NEW YORK — Driven by a desire to boost efficiency, a manufacturing customer once tapped General Electric subsidiary GE Digital to infuse its facilities and supply chain with artificial intelligence.
Involved in the existing tech stack was a cloud computing provider. But as GE entered the design stage of the project, it ran across a barrier: The cloud company wanted to be the one to extract data from the manufacturing equipment, saying its methods were faster than GE's.
"We argued for three months over that," said Rachel Trombetta, principal enterprise architect of GE Digital, speaking on a panel at The AI Summit in New York Wednesday. "And during that time we were not able to provide any value."
Stepping back and allowing GE to take point on the data extraction element of the project, while the cloud provider focused on the supply chain side, would have been a more collaborative approach to the project, Trombetta said.
To navigate the complexities of AI at the enterprise level, companies stand to benefit from taking an ecosystem approach to AI deployment, one which leverages industry strengths and seeks cooperation between multiple stakeholders. In this framework, customer needs shape the priorities of the parties involved.
Given the talent deficit in the AI field — as well as tech as a whole — there's often "not enough people" to deploy large-scale projects, which further marks the need for an ecosystem approach, Trombetta said.
Strength in numbers
Though AI deployment is a complex endeavor, its potential lures even the most conservative industries.
Precisely because of its complexity, AI is the ideal space for an ecosystem environment that steps past individual limitations, according to Gauthier Vasseur, executive director of the Fisher Center for Business Analytics at the University of California, Berkeley, speaking on the panel.
"In an AI project, everything is thrown at us at the same time," Vasseur said. "Our firepower to look at problems holistically is limited if we're by ourselves. It's the ultimate partnership playground."
As talks and panels unfolded at The AI Summit, dozens of vendors pitched their platforms on a crowded showroom.
Seeing clearly where the highest value lies in the swarm of platforms and products the market can offer is "the most challenging job of the 21st century," said Igor Taber, SVP of corporate development and strategy at DataRobot.
"Industry doesn't make it easy to figure out what's what," said Taber.

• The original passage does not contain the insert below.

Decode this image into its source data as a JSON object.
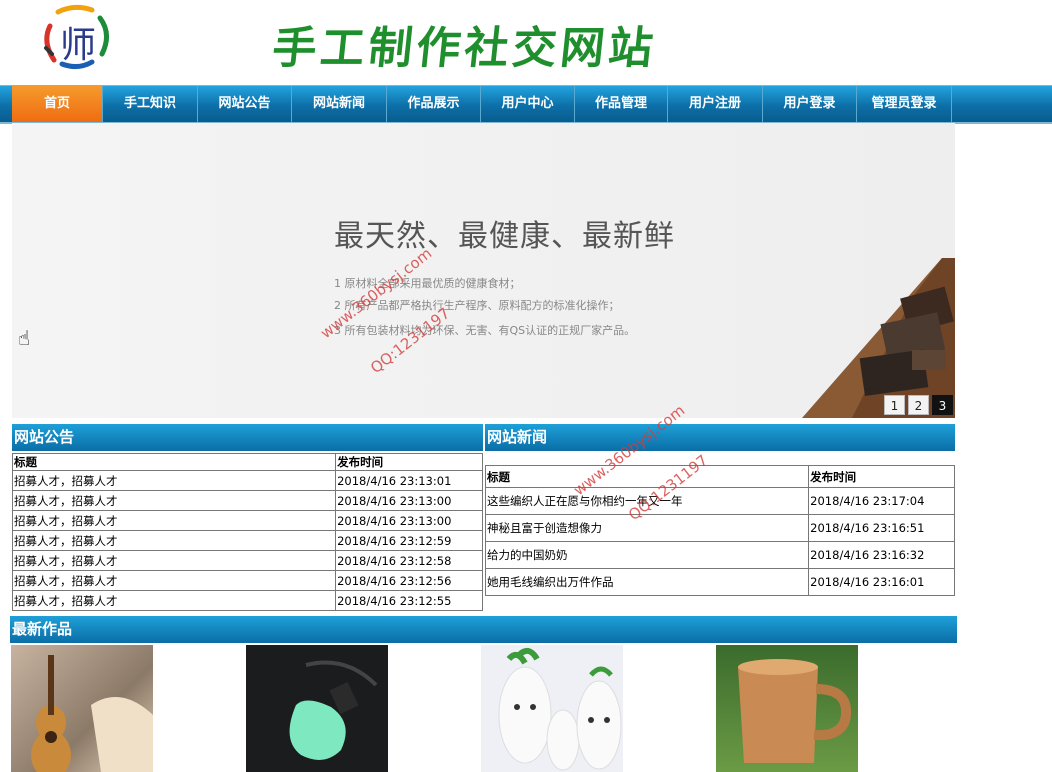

In that context, partnerships can ease the burden of understanding which providers to select.
In certain cases, though, the roles are reversed: AI and machine learning platforms can help companies determine which vendors to select, based on who can provide the products that most closely align with business needs and strategies.
How to get there

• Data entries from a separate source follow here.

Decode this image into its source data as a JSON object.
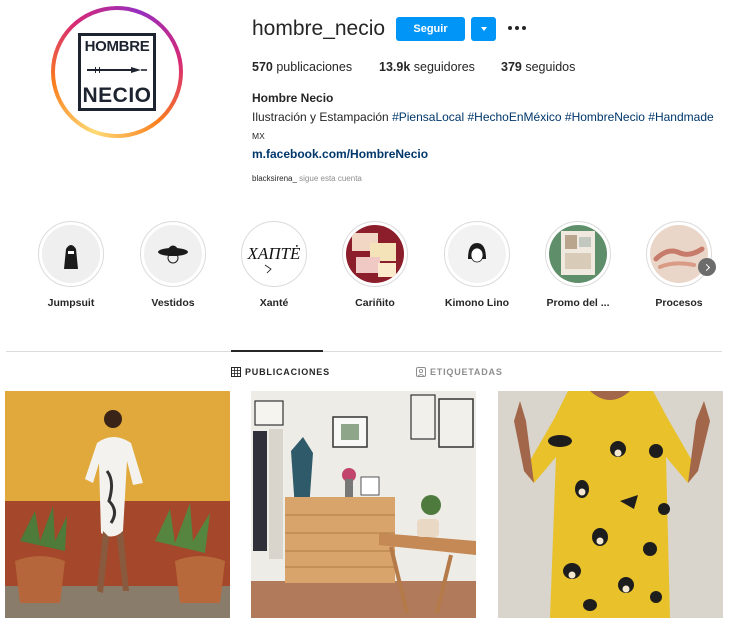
{
  "profile": {
    "username": "hombre_necio",
    "follow_label": "Seguir",
    "logo_line1": "HOMBRE",
    "logo_line2": "NECIO",
    "stats": {
      "posts_count": "570",
      "posts_label": "publicaciones",
      "followers_count": "13.9k",
      "followers_label": "seguidores",
      "following_count": "379",
      "following_label": "seguidos"
    },
    "full_name": "Hombre Necio",
    "bio_text": "Ilustración y Estampación",
    "hashtags": [
      "#PiensaLocal",
      "#HechoEnMéxico",
      "#HombreNecio",
      "#Handmade"
    ],
    "country": "MX",
    "link": "m.facebook.com/HombreNecio",
    "followed_by_user": "blacksirena_",
    "followed_by_text": "sigue esta cuenta"
  },
  "highlights": [
    {
      "label": "Jumpsuit",
      "icon": "hoodie-figure"
    },
    {
      "label": "Vestidos",
      "icon": "hat-figure"
    },
    {
      "label": "Xanté",
      "icon": "xante-logo"
    },
    {
      "label": "Cariñito",
      "icon": "cards"
    },
    {
      "label": "Kimono Lino",
      "icon": "woman-portrait"
    },
    {
      "label": "Promo del ...",
      "icon": "photo-collage"
    },
    {
      "label": "Procesos",
      "icon": "hands-sketch"
    }
  ],
  "tabs": {
    "posts_label": "PUBLICACIONES",
    "tagged_label": "ETIQUETADAS"
  },
  "colors": {
    "accent": "#0095f6",
    "link": "#00376b",
    "muted": "#8e8e8e"
  }
}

Stepping past individual priorities and ceding ground on projects can be an uphill battle given tech's cut-throat competitiveness.

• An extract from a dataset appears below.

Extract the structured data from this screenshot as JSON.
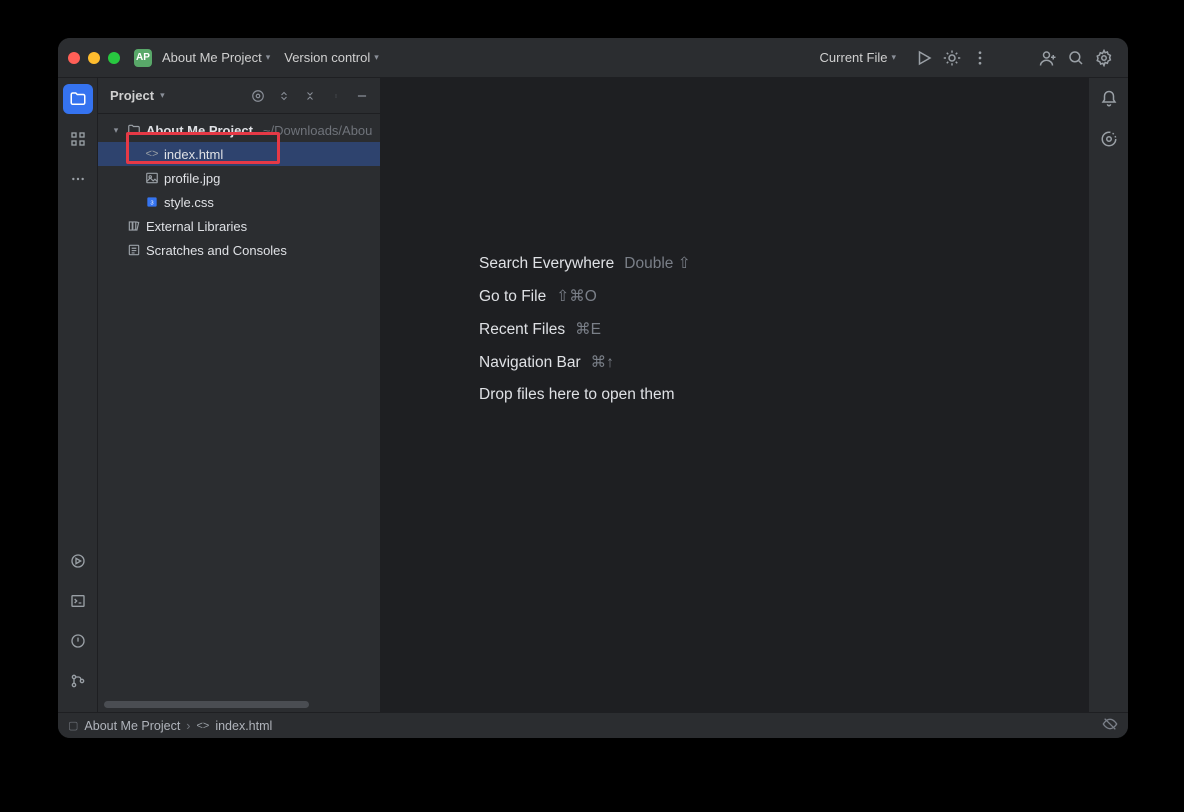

But larger rewards can await providers who adhere to an ecosystem framework. In the case of GE, a $3 million dollar project became a $5 million one after additional partners were brought in to address the needs of an Australian mining company.
Deloitte, one of the partners, had an existing business relationship with the client. GE was brought into the fold because of its industrial expertise and the AI that capabilities it could deploy at that layer.
"One of the things we suffered with was everyone wanted access to the data to prove their hypothesis first," Trombetta said. A valuable step was to collect the data and normalize it for its joint use across the project.
The result was a system that allowed the company to move minerals from a mining facility through manufacturing and to a nearby port on the day the mineral's price would be most beneficial.
Identifying ideal use cases for a partnership requires a customer-first approach. Though it may sound trite, customer interest isn't always the main driver for partnerships, Taber said.
"Taking AI for AI's sake is the first mistake we will do," said Vasseur. If stakeholders within a partnership lose sight of why AI is being deployed "then you'll be in big trouble."